It will moreover present a table of the internal circumstances of your country, which will very much tend to invite to it settlers of virtuous and manly minds.
It will be so far a sort of key to life, and explain many things that all men ought to have once explained to them, to give them a chance of becoming wise by foresight.
In reality, there is, perhaps, no one of our natural passions so hard to subdue as pride. Disguise it, struggle with it, beat it down, stifle it, mortify it as much as one pleases, it is still alive, and will every now and then peep out and show itself; you will see it, perhaps, often in this history; for, even if I could conceive that I had compleatly overcome it, I should probably be proud of my humility.
I have always thought that one man of tolerable abilities may work great changes, and accomplish great affairs among mankind, if he first forms a good plan, and, cutting off all amusements or other employments that would divert his attention, makes the execution of that same plan his sole study and business.
When I disengaged myself, as above mentioned, from private business, I flatter’d myself that, by the sufficient tho’ moderate fortune I had acquir’d, I had secured leisure during the rest of my life for philosophical studies and amusements… but the publick, now considering me as a man of leisure, laid hold of me for their purposes, every part of our civil government, and almost at the same time, imposing some duty upon me.
Thus, if you teach a poor young man to shave himself, and keep his razor in order, you may contribute more to the happiness of his life than in giving him a thousand guineas. The money may be soon spent, the regret only remaining of having foolishly consumed it; but in the other case, he escapes the frequent vexation of waiting for barbers, and of their sometimes dirty fingers, offensive breaths, and dull razors; he shaves when most convenient to him, and enjoys daily the pleasure of its being done with a good instrument.

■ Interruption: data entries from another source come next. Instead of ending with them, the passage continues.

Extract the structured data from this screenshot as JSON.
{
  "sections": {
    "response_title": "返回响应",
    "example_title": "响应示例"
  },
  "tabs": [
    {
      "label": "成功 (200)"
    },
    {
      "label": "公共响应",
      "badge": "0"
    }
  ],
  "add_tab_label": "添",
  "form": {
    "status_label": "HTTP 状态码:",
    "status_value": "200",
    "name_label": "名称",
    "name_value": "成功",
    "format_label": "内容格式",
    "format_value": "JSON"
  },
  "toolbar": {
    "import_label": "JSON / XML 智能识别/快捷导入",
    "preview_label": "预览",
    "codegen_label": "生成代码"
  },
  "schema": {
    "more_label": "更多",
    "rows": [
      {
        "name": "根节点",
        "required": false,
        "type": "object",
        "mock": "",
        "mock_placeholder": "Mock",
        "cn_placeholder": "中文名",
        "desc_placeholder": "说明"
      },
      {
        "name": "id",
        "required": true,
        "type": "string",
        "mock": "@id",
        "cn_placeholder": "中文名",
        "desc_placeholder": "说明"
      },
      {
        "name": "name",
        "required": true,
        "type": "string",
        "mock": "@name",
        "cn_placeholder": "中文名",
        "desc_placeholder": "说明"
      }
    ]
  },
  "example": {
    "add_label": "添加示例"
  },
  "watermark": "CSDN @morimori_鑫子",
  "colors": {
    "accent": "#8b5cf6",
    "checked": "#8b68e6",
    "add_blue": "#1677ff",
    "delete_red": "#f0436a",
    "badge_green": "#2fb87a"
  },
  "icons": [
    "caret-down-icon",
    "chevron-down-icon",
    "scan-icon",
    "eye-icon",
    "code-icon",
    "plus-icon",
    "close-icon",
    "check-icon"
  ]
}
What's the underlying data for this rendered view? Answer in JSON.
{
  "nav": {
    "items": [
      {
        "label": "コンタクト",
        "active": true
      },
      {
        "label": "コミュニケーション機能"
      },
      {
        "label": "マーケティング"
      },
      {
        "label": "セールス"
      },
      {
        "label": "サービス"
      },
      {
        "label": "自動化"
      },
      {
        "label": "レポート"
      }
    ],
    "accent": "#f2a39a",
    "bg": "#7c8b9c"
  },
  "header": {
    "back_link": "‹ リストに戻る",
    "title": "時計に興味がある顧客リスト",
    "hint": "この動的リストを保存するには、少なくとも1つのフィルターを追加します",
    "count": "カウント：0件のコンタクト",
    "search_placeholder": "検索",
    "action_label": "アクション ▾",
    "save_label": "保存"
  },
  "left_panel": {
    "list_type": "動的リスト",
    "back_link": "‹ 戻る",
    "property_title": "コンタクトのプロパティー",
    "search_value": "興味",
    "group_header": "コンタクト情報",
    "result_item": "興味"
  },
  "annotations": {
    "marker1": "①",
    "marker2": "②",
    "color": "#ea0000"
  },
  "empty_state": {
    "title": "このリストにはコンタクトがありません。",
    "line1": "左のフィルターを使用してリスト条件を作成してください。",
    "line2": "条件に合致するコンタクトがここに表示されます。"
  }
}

There was a great company of officers, citizens, and strangers, and, some chairs having been borrowed in the neighborhood, there was one among them very low, which fell to the lot of Mr. Shirley. Perceiving it as I sat by him, I said, “They have given you, sir, too low a seat.” “No matter,” says he, “Mr. Franklin, I find a low seat the easiest.”